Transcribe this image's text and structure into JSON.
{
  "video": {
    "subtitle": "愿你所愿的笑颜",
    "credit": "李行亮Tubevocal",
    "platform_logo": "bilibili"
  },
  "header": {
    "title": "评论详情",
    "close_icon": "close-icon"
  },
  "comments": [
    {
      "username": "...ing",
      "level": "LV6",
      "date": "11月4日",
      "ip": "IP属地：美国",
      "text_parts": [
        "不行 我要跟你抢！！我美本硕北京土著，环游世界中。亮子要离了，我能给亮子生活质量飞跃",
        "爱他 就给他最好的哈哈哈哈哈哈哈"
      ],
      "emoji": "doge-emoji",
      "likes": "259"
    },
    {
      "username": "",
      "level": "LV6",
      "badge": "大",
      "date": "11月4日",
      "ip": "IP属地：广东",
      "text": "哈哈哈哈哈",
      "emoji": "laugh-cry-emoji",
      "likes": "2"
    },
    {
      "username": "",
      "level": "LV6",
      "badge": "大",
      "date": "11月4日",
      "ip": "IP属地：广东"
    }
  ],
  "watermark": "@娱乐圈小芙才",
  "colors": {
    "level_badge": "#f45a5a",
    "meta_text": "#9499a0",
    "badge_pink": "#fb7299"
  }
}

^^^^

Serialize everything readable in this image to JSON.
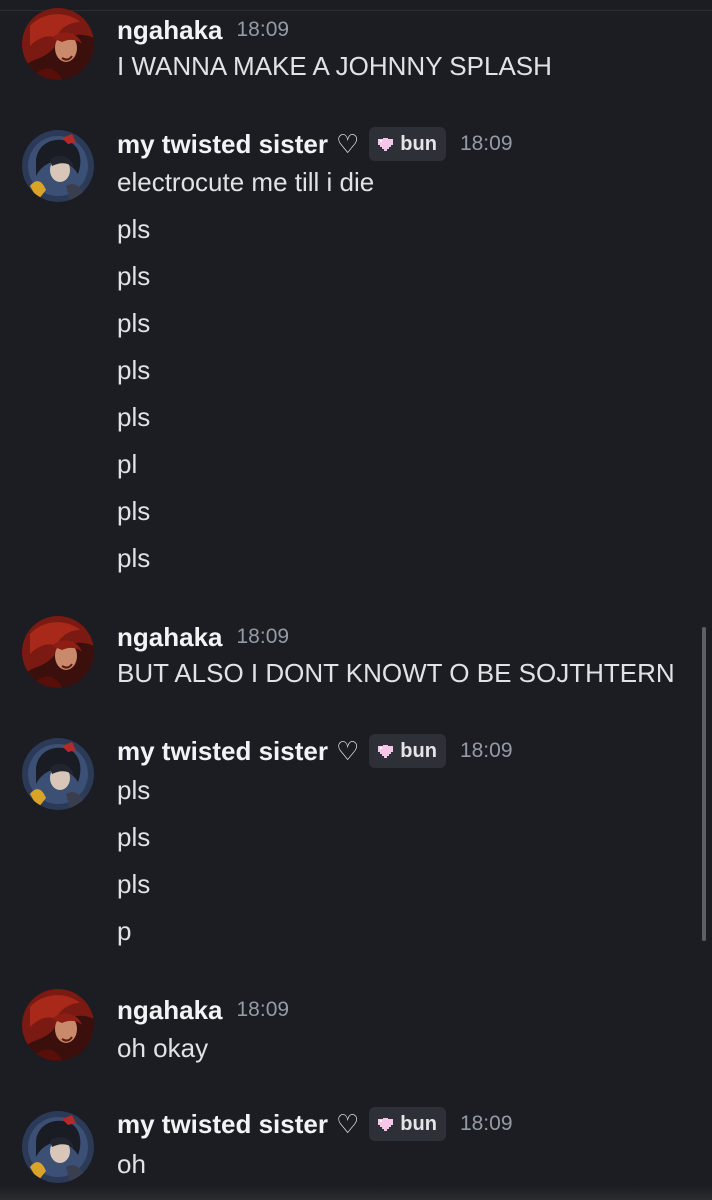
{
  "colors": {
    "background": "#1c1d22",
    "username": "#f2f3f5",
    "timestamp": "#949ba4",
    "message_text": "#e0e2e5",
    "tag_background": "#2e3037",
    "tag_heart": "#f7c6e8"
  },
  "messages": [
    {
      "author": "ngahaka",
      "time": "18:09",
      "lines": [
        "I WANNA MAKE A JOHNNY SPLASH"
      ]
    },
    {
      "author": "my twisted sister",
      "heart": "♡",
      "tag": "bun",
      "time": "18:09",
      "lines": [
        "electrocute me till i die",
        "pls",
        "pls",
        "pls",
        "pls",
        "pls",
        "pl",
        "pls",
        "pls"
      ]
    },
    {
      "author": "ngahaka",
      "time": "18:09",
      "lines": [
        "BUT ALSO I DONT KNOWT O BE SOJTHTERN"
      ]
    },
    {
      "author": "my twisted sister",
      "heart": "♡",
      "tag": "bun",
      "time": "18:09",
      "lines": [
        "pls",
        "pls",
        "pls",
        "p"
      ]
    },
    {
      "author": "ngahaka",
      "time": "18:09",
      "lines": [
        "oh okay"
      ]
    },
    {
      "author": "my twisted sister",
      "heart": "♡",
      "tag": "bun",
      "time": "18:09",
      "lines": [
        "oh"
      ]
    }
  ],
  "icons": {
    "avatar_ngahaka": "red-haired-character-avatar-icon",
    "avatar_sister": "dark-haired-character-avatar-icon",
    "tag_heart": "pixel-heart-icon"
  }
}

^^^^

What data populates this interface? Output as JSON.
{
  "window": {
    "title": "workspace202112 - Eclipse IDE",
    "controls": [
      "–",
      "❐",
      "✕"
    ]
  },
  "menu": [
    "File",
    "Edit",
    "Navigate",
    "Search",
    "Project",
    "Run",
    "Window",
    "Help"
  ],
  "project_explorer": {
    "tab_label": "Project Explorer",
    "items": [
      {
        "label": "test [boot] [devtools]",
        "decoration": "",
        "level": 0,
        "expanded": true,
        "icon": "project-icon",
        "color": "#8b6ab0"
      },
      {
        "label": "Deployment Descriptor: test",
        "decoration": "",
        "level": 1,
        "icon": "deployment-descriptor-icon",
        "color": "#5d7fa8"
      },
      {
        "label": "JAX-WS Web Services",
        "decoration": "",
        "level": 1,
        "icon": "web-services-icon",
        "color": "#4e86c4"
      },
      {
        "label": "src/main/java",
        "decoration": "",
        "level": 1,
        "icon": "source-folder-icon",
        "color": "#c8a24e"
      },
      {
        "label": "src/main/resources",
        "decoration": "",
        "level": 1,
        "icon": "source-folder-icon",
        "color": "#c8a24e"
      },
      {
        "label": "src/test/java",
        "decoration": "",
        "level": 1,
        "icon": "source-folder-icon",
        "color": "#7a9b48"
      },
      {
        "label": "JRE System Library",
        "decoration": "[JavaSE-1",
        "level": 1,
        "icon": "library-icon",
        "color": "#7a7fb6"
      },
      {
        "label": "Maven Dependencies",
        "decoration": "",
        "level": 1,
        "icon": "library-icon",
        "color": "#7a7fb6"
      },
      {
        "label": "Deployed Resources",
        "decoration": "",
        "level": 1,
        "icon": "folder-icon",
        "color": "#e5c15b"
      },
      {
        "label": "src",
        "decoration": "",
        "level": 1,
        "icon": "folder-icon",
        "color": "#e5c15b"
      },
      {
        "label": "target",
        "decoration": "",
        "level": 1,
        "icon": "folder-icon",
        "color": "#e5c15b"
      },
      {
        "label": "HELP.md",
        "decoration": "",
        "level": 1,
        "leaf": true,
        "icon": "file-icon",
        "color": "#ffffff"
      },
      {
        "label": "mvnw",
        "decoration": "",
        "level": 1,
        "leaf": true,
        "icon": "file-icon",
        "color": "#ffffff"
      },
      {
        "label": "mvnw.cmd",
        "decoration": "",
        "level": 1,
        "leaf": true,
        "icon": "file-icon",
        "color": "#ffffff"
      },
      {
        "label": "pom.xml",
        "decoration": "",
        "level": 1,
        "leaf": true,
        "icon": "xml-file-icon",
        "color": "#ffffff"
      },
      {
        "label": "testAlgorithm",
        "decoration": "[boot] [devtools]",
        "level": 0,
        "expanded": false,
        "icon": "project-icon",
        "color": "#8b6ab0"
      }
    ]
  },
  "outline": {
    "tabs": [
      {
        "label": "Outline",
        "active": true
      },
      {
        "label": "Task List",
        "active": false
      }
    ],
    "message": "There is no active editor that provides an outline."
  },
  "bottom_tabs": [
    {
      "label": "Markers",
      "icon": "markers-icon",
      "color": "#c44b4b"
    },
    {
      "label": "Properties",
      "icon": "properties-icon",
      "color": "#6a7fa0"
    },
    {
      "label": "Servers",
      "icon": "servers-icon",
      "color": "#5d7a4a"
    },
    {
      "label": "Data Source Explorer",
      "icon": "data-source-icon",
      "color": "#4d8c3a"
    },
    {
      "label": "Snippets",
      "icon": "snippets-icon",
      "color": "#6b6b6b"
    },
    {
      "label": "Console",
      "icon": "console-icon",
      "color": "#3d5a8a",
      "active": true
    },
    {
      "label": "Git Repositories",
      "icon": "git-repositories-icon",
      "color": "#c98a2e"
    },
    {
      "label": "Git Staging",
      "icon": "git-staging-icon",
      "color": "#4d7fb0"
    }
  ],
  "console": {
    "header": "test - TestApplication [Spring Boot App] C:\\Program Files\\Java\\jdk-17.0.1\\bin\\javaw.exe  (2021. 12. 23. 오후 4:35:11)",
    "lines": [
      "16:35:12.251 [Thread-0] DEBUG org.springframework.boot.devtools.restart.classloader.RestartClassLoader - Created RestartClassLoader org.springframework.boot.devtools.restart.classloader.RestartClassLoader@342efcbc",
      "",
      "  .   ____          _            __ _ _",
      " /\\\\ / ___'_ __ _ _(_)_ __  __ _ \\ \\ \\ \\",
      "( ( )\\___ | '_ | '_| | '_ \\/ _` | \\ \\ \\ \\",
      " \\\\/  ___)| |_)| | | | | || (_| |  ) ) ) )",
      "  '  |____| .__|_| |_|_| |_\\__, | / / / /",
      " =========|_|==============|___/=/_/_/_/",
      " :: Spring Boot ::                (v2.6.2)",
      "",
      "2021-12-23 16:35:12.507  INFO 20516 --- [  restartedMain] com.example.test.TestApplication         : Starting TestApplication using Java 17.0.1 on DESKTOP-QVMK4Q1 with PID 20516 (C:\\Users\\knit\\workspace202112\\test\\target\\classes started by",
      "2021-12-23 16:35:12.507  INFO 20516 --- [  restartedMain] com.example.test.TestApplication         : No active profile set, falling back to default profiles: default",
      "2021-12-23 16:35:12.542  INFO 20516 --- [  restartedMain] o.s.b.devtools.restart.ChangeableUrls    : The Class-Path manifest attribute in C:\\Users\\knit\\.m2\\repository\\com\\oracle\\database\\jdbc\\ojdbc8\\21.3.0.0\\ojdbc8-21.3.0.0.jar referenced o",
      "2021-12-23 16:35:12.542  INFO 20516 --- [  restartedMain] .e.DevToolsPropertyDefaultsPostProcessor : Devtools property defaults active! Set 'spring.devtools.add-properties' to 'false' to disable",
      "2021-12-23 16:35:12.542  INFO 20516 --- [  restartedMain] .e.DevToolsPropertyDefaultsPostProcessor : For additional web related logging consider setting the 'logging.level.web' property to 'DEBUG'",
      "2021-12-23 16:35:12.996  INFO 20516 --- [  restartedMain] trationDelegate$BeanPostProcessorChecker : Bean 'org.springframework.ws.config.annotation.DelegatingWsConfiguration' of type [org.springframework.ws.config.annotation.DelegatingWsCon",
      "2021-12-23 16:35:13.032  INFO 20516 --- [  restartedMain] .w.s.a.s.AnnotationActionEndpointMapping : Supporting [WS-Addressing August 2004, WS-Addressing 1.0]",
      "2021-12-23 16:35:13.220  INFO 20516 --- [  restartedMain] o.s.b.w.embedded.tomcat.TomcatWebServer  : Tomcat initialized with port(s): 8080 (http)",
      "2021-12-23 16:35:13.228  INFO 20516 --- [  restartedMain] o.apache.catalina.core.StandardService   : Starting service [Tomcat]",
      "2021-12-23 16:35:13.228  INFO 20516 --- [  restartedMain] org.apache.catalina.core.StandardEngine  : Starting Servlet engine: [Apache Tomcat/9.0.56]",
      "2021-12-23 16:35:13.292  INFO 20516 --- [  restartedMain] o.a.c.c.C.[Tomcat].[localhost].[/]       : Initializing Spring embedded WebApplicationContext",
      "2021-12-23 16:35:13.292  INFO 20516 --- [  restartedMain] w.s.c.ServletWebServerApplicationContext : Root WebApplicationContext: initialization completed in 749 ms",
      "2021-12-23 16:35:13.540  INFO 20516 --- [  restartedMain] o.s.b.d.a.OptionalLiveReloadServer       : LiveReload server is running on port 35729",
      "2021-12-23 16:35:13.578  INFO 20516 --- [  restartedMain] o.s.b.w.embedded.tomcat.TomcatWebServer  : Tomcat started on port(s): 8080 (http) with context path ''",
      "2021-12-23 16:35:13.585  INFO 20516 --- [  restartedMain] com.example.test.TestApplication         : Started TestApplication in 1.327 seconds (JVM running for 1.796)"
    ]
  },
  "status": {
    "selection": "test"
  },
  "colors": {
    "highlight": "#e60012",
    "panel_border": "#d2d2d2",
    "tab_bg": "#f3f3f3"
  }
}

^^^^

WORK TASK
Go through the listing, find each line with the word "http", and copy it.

YOUR SOLUTION
      "2021-12-23 16:35:13.220  INFO 20516 --- [  restartedMain] o.s.b.w.embedded.tomcat.TomcatWebServer  : Tomcat initialized with port(s): 8080 (http)",
      "2021-12-23 16:35:13.578  INFO 20516 --- [  restartedMain] o.s.b.w.embedded.tomcat.TomcatWebServer  : Tomcat started on port(s): 8080 (http) with context path ''",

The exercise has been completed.